WHAT TO DO
Go over the data and keep only the lines that include "Import".

DATASET CONTENT
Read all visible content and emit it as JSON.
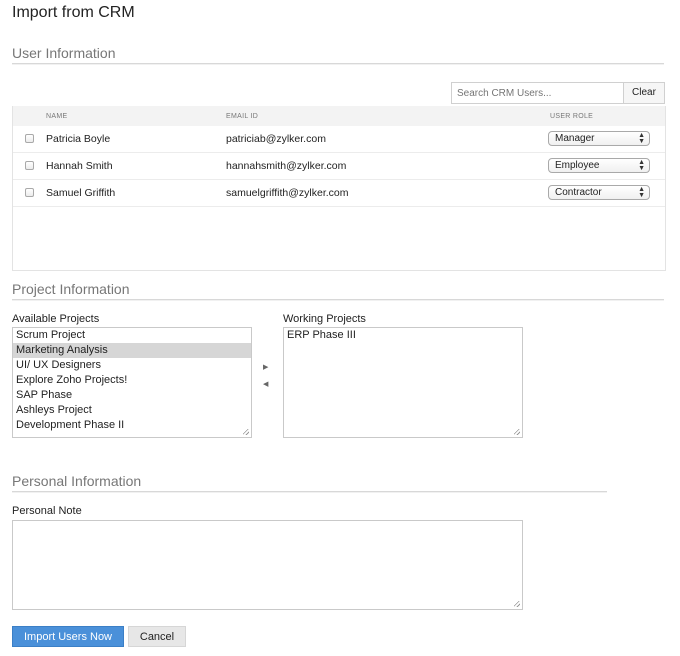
{
  "page_title": "Import from CRM",
  "user_section": {
    "title": "User Information",
    "search_placeholder": "Search CRM Users...",
    "clear_label": "Clear",
    "columns": {
      "name": "NAME",
      "email": "EMAIL ID",
      "role": "USER ROLE"
    },
    "users": [
      {
        "name": "Patricia Boyle",
        "email": "patriciab@zylker.com",
        "role": "Manager"
      },
      {
        "name": "Hannah Smith",
        "email": "hannahsmith@zylker.com",
        "role": "Employee"
      },
      {
        "name": "Samuel Griffith",
        "email": "samuelgriffith@zylker.com",
        "role": "Contractor"
      }
    ]
  },
  "project_section": {
    "title": "Project Information",
    "available_label": "Available Projects",
    "working_label": "Working Projects",
    "available": [
      "Scrum Project",
      "Marketing Analysis",
      "UI/ UX Designers",
      "Explore Zoho Projects!",
      "SAP Phase",
      "Ashleys Project",
      "Development Phase II"
    ],
    "selected_available": "Marketing Analysis",
    "working": [
      "ERP Phase III"
    ]
  },
  "personal_section": {
    "title": "Personal Information",
    "note_label": "Personal Note",
    "note_value": ""
  },
  "actions": {
    "import_label": "Import Users Now",
    "cancel_label": "Cancel"
  },
  "colors": {
    "primary": "#4a90d9",
    "selected_row": "#d6d6d6",
    "header_bg": "#f3f3f3"
  }
}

TASK RESULT
  "page_title": "Import from CRM",
    "import_label": "Import Users Now",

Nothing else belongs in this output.